Posted December 7, 2023 5:38 pm.
Last Updated December 7, 2023 9:45 pm.
After years of complaints Winnipeg’s south end does not have enough schools, the Pembina Trails School division has opened a new collegiate in Waverley West.
“The Waverly West Ward is the fastest growing quadrant in the City of Winnipeg. Our schools are overcrowded,” said Janice Lukes, Councillor for the area.
Jacqui Kroeker is the principal at Pembina Trails Collegiate, which currently teaches Grades 9 to 11. When she walks through the halls, she greets many students by name, and they seem glad to see her. Kroeker says it’s all part of the inclusive and collaborative environment the school is trying to build together.
“Our motto is ‘Creating innovative pathways for students,’ and so we really wanted to bring that innovation, sustainability – the school is being modeled in that way – and so we wanted to bring that alive for students.” Kroeker.
And that’s what we want. We want students to be empowered, to be in control of their education.
It’s clear students are responding to PTC’s way of teaching. Skye Kun is part of the school’s technical vocational programming – the first of its kind in the school division.
“I think that the community here is a lot more welcome and it feels, honestly, like a second home to me,” said Kun, a Grade 11 student.
Kun is finding community in the program and is currently working on building arcade machines with the class that will be part of future fundraisers for the school.
“It’s important for me because I’ve always been interested in IT software. Having the experience to come to PTC and help be a part of building these machines … I’m so glad that I got the opportunity to be a part of this,” explained Kun.
Kroeker says not only are staff and students working together, but there are visual reminders all over the school to ensure everyone knows they’re welcome… from a reflecting room to gathering spaces in the hallways.
“Students need to be prepared in a different way for society and life nowadays.
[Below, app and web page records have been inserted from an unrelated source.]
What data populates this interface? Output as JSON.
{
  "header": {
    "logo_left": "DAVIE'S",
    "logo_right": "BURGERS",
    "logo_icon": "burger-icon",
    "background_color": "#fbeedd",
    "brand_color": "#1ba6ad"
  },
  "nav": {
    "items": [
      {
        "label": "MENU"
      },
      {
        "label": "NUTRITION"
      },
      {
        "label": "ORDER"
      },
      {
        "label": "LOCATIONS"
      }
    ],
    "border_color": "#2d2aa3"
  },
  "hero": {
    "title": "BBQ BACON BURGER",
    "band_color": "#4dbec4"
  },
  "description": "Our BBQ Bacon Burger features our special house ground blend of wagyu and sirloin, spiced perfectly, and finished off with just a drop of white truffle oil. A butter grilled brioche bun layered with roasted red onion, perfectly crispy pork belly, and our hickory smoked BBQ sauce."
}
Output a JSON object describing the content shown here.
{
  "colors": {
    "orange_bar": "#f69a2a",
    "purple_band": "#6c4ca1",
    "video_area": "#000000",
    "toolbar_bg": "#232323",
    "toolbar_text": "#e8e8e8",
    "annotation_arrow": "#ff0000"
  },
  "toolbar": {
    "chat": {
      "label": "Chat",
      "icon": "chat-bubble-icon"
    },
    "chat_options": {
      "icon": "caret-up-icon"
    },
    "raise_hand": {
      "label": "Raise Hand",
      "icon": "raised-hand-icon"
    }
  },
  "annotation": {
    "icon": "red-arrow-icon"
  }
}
School’s different from when we went to school and we wanted to bring that alive here. We had a blank slate so we thought, let’s just do it,” said Kroeker.
Staff say they’re also benefitting from the collaborative environment. Grade 9 teacher Bryce Edie says the experience he sees his students having is very different from his own high school experience.
“Sometimes I just sit back and watch … If you were to walk into my classroom today, you would probably never see me sit in my teacher’s desk other than to do attendance, and sometimes I even do that while I’m standing with my laptop around the room,” said Edie.
“You’ll see a busy classroom oftentimes, you’ll see students up and moving, that’s very different from what I experienced (in high school).”
Edie says it hasn’t been easy adapting to this non-traditional model of teaching, but he’s seeing everyone benefit.
“These students are wanting to ask questions, wanting to solve problems … When we have activities in the classroom and when we’re collaborating and when we’re asked to take part in these projects, it’s been very student-driven. Student-led,” said Edie.
“Something I’ve been used to as a teacher is kind of that narrow pathway and not having the opportunity to collaborate as much. Here at PTC, we get to and we need to collaborate … that allows us to go deeper with our learning.”
Lukes says the new school is long overdue for a neighbourhood seeing so much growth with new immigrants and families.
“This new high school, it’s fantastic because it’s alleviating the pressure off Vincent Massey Collegiate and it’s alleviating the pressure off Fort Richmond Collegiate,” said Lukes.
Grade 12 will be added to the school next year, and PTC says it’s looking forward to the new families that will find the school to be their new second home.
-With files from Steve Anderson